The operation, called lateral internal sphincterotomy, can be performed with local anesthesia. About nine out of 10 people will never experience another anal fissure.

Self-help for anal fissures:

Be guided by your health professional, but general suggestions include:

  • Apply petroleum jelly at the anus.
  • Consult your chemist for advice on specific ointments for anal pain.
  • Take regular seat baths (salt baths), which involves sitting in a shallow bath of warm water for about 20 minutes.
  • Use baby wipes instead of toilet paper.
  • Take a shower or bathe after each bowel movement.
  • Drink six to eight glasses of water every day.

Prevention

Many cases of anal fissures are caused by chronic constipation. Suggestions include:

  • Eat a diet high in fiber.
  • Drink plenty of water to help soften the stool.
  • Consider using a fiber supplement (such as Metamucil).
  • Be sure to clean gently after going to the bathroom.

Things to remember

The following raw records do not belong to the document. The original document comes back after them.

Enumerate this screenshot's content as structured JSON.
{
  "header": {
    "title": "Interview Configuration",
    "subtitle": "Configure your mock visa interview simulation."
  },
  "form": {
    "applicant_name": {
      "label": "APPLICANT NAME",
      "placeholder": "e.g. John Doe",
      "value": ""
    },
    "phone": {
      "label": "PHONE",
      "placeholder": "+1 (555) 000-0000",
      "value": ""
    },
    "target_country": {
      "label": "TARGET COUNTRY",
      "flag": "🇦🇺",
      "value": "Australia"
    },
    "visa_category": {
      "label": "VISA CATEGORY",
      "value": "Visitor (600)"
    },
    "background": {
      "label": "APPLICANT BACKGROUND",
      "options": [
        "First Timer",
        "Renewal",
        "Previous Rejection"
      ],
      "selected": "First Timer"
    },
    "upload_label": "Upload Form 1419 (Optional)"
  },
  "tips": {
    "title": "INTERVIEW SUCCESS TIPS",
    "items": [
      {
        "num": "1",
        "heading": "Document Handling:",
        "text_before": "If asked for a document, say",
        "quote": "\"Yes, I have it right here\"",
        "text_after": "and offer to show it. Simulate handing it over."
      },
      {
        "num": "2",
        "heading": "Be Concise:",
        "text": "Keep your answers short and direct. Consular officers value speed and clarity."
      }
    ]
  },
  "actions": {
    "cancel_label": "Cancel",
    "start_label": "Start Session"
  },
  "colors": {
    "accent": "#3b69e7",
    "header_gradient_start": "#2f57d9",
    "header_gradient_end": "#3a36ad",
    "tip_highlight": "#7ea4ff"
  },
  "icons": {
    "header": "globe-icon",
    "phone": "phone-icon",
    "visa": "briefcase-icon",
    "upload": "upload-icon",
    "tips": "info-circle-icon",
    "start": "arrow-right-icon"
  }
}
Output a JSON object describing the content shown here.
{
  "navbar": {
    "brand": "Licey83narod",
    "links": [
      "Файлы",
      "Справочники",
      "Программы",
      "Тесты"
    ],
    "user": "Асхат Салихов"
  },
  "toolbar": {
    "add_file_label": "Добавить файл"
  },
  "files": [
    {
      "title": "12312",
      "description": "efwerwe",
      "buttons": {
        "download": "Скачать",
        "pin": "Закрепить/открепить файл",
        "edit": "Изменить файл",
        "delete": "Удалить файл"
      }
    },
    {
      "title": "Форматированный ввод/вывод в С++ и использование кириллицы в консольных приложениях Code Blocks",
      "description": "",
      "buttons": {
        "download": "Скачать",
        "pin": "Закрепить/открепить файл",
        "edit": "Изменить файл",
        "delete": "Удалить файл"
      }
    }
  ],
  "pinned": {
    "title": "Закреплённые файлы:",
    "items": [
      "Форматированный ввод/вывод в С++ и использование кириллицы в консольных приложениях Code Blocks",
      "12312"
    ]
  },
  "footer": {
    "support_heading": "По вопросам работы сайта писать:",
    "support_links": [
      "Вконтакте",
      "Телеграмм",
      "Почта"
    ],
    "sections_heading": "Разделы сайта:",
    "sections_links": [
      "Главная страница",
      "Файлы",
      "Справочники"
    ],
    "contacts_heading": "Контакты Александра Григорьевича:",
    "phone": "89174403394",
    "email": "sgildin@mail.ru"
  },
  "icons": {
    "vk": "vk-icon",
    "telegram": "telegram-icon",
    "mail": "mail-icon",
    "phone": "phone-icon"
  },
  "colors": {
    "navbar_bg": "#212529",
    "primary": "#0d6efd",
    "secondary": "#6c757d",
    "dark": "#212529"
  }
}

  • The stools are stored temporarily in the rectum and are expelled from the body through the anus.
  • An anal fissure is a tear or split in the lining of the anus (anal mucosa).
  • Symptoms include pain and bright red blood from the anus.
  • Treatment options include laxatives and surgery.
  • Self-help suggestions include switching to a high fiber diet and drinking lots of water.
  • Cancer of the anus can mimic an anal fissure.